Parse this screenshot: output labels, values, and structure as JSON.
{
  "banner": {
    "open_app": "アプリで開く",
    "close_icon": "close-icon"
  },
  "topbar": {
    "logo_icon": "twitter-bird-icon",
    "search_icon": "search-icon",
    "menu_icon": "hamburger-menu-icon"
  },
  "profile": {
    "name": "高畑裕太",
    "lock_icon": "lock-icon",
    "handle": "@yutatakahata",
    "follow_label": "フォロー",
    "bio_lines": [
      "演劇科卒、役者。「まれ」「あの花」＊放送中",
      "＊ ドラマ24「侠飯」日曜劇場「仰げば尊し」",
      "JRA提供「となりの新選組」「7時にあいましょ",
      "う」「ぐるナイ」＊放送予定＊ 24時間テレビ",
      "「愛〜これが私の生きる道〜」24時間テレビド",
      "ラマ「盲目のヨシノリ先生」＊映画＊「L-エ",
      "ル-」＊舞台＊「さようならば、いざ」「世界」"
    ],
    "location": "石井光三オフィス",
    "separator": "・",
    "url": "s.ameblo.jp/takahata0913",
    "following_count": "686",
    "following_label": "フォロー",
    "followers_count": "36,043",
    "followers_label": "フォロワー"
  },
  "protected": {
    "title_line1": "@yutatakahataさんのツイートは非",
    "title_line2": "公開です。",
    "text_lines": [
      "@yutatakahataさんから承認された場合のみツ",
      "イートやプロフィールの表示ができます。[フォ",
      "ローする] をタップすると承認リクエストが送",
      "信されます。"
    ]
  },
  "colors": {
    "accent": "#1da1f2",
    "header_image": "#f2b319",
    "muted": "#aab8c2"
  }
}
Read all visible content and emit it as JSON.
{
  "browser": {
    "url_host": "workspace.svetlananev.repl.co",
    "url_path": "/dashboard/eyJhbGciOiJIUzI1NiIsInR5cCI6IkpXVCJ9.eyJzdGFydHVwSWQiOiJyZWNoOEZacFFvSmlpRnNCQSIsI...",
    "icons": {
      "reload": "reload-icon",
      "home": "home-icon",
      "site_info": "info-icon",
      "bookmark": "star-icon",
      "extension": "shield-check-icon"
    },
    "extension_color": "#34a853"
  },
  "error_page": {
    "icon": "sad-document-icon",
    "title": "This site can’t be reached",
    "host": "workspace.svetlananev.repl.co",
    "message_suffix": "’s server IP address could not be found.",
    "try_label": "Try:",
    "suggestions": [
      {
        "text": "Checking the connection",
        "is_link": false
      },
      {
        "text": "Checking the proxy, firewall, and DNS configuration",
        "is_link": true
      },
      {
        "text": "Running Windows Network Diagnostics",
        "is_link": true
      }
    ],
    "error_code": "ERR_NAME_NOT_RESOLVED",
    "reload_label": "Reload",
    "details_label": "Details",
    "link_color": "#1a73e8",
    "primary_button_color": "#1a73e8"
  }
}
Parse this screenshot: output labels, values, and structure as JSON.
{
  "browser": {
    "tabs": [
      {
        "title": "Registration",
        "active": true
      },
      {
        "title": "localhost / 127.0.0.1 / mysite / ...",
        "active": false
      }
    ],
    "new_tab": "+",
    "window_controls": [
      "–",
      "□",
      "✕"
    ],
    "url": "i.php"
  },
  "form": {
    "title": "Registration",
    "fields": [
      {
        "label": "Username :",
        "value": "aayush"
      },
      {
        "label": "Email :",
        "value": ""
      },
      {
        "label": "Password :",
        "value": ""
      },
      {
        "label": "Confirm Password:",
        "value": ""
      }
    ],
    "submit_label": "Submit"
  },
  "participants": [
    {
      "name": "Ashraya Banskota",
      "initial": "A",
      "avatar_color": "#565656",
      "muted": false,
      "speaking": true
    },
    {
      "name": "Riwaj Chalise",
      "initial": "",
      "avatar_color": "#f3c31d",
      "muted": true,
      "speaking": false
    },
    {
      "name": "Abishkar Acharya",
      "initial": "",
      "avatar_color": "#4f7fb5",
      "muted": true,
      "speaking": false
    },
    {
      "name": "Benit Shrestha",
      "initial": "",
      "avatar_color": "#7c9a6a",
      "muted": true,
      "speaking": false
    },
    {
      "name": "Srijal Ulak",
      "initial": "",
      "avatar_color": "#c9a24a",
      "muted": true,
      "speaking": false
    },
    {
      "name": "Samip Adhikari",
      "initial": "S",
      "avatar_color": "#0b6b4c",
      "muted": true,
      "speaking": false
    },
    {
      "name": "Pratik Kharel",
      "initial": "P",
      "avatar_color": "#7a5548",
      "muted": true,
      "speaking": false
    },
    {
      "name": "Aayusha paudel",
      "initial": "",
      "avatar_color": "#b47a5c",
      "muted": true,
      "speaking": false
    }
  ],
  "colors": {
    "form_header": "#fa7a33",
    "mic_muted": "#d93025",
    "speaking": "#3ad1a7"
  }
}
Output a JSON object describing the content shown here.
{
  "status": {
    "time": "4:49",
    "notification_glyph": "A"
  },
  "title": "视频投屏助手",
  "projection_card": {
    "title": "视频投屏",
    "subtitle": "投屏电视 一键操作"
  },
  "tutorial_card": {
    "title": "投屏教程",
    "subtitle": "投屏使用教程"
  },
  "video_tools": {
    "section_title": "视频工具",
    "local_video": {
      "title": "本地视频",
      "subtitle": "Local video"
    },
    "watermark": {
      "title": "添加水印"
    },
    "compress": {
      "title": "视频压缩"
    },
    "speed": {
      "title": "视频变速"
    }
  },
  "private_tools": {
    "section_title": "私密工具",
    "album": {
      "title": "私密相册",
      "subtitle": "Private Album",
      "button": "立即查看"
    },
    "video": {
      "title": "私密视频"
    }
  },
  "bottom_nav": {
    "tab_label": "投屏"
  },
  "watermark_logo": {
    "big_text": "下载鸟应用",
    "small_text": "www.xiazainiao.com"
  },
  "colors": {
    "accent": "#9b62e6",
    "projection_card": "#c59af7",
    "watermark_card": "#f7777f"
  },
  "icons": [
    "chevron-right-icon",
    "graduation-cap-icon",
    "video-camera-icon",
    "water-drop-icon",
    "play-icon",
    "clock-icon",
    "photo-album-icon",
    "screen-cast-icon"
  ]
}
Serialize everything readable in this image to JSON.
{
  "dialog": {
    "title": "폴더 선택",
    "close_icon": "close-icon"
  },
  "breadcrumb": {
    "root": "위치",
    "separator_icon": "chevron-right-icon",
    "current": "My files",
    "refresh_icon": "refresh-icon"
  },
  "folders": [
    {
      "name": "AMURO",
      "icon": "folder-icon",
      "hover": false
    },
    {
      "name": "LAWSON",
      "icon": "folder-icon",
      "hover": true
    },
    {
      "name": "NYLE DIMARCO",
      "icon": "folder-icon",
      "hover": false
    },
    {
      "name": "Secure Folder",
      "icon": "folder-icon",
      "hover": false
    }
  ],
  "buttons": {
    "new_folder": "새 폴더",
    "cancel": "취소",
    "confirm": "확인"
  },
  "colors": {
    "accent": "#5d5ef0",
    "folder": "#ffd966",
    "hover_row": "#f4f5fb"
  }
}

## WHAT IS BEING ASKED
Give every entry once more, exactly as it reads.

## SOLUTION BELOW
Parse this screenshot: output labels, values, and structure as JSON.
{
  "banner": {
    "open_app": "アプリで開く",
    "close_icon": "close-icon"
  },
  "topbar": {
    "logo_icon": "twitter-bird-icon",
    "search_icon": "search-icon",
    "menu_icon": "hamburger-menu-icon"
  },
  "profile": {
    "name": "高畑裕太",
    "lock_icon": "lock-icon",
    "handle": "@yutatakahata",
    "follow_label": "フォロー",
    "bio_lines": [
      "演劇科卒、役者。「まれ」「あの花」＊放送中",
      "＊ ドラマ24「侠飯」日曜劇場「仰げば尊し」",
      "JRA提供「となりの新選組」「7時にあいましょ",
      "う」「ぐるナイ」＊放送予定＊ 24時間テレビ",
      "「愛〜これが私の生きる道〜」24時間テレビド",
      "ラマ「盲目のヨシノリ先生」＊映画＊「L-エ",
      "ル-」＊舞台＊「さようならば、いざ」「世界」"
    ],
    "location": "石井光三オフィス",
    "separator": "・",
    "url": "s.ameblo.jp/takahata0913",
    "following_count": "686",
    "following_label": "フォロー",
    "followers_count": "36,043",
    "followers_label": "フォロワー"
  },
  "protected": {
    "title_line1": "@yutatakahataさんのツイートは非",
    "title_line2": "公開です。",
    "text_lines": [
      "@yutatakahataさんから承認された場合のみツ",
      "イートやプロフィールの表示ができます。[フォ",
      "ローする] をタップすると承認リクエストが送",
      "信されます。"
    ]
  },
  "colors": {
    "accent": "#1da1f2",
    "header_image": "#f2b319",
    "muted": "#aab8c2"
  }
}
Read all visible content and emit it as JSON.
{
  "browser": {
    "url_host": "workspace.svetlananev.repl.co",
    "url_path": "/dashboard/eyJhbGciOiJIUzI1NiIsInR5cCI6IkpXVCJ9.eyJzdGFydHVwSWQiOiJyZWNoOEZacFFvSmlpRnNCQSIsI...",
    "icons": {
      "reload": "reload-icon",
      "home": "home-icon",
      "site_info": "info-icon",
      "bookmark": "star-icon",
      "extension": "shield-check-icon"
    },
    "extension_color": "#34a853"
  },
  "error_page": {
    "icon": "sad-document-icon",
    "title": "This site can’t be reached",
    "host": "workspace.svetlananev.repl.co",
    "message_suffix": "’s server IP address could not be found.",
    "try_label": "Try:",
    "suggestions": [
      {
        "text": "Checking the connection",
        "is_link": false
      },
      {
        "text": "Checking the proxy, firewall, and DNS configuration",
        "is_link": true
      },
      {
        "text": "Running Windows Network Diagnostics",
        "is_link": true
      }
    ],
    "error_code": "ERR_NAME_NOT_RESOLVED",
    "reload_label": "Reload",
    "details_label": "Details",
    "link_color": "#1a73e8",
    "primary_button_color": "#1a73e8"
  }
}
Parse this screenshot: output labels, values, and structure as JSON.
{
  "browser": {
    "tabs": [
      {
        "title": "Registration",
        "active": true
      },
      {
        "title": "localhost / 127.0.0.1 / mysite / ...",
        "active": false
      }
    ],
    "new_tab": "+",
    "window_controls": [
      "–",
      "□",
      "✕"
    ],
    "url": "i.php"
  },
  "form": {
    "title": "Registration",
    "fields": [
      {
        "label": "Username :",
        "value": "aayush"
      },
      {
        "label": "Email :",
        "value": ""
      },
      {
        "label": "Password :",
        "value": ""
      },
      {
        "label": "Confirm Password:",
        "value": ""
      }
    ],
    "submit_label": "Submit"
  },
  "participants": [
    {
      "name": "Ashraya Banskota",
      "initial": "A",
      "avatar_color": "#565656",
      "muted": false,
      "speaking": true
    },
    {
      "name": "Riwaj Chalise",
      "initial": "",
      "avatar_color": "#f3c31d",
      "muted": true,
      "speaking": false
    },
    {
      "name": "Abishkar Acharya",
      "initial": "",
      "avatar_color": "#4f7fb5",
      "muted": true,
      "speaking": false
    },
    {
      "name": "Benit Shrestha",
      "initial": "",
      "avatar_color": "#7c9a6a",
      "muted": true,
      "speaking": false
    },
    {
      "name": "Srijal Ulak",
      "initial": "",
      "avatar_color": "#c9a24a",
      "muted": true,
      "speaking": false
    },
    {
      "name": "Samip Adhikari",
      "initial": "S",
      "avatar_color": "#0b6b4c",
      "muted": true,
      "speaking": false
    },
    {
      "name": "Pratik Kharel",
      "initial": "P",
      "avatar_color": "#7a5548",
      "muted": true,
      "speaking": false
    },
    {
      "name": "Aayusha paudel",
      "initial": "",
      "avatar_color": "#b47a5c",
      "muted": true,
      "speaking": false
    }
  ],
  "colors": {
    "form_header": "#fa7a33",
    "mic_muted": "#d93025",
    "speaking": "#3ad1a7"
  }
}
Output a JSON object describing the content shown here.
{
  "status": {
    "time": "4:49",
    "notification_glyph": "A"
  },
  "title": "视频投屏助手",
  "projection_card": {
    "title": "视频投屏",
    "subtitle": "投屏电视 一键操作"
  },
  "tutorial_card": {
    "title": "投屏教程",
    "subtitle": "投屏使用教程"
  },
  "video_tools": {
    "section_title": "视频工具",
    "local_video": {
      "title": "本地视频",
      "subtitle": "Local video"
    },
    "watermark": {
      "title": "添加水印"
    },
    "compress": {
      "title": "视频压缩"
    },
    "speed": {
      "title": "视频变速"
    }
  },
  "private_tools": {
    "section_title": "私密工具",
    "album": {
      "title": "私密相册",
      "subtitle": "Private Album",
      "button": "立即查看"
    },
    "video": {
      "title": "私密视频"
    }
  },
  "bottom_nav": {
    "tab_label": "投屏"
  },
  "watermark_logo": {
    "big_text": "下载鸟应用",
    "small_text": "www.xiazainiao.com"
  },
  "colors": {
    "accent": "#9b62e6",
    "projection_card": "#c59af7",
    "watermark_card": "#f7777f"
  },
  "icons": [
    "chevron-right-icon",
    "graduation-cap-icon",
    "video-camera-icon",
    "water-drop-icon",
    "play-icon",
    "clock-icon",
    "photo-album-icon",
    "screen-cast-icon"
  ]
}
Serialize everything readable in this image to JSON.
{
  "dialog": {
    "title": "폴더 선택",
    "close_icon": "close-icon"
  },
  "breadcrumb": {
    "root": "위치",
    "separator_icon": "chevron-right-icon",
    "current": "My files",
    "refresh_icon": "refresh-icon"
  },
  "folders": [
    {
      "name": "AMURO",
      "icon": "folder-icon",
      "hover": false
    },
    {
      "name": "LAWSON",
      "icon": "folder-icon",
      "hover": true
    },
    {
      "name": "NYLE DIMARCO",
      "icon": "folder-icon",
      "hover": false
    },
    {
      "name": "Secure Folder",
      "icon": "folder-icon",
      "hover": false
    }
  ],
  "buttons": {
    "new_folder": "새 폴더",
    "cancel": "취소",
    "confirm": "확인"
  },
  "colors": {
    "accent": "#5d5ef0",
    "folder": "#ffd966",
    "hover_row": "#f4f5fb"
  }
}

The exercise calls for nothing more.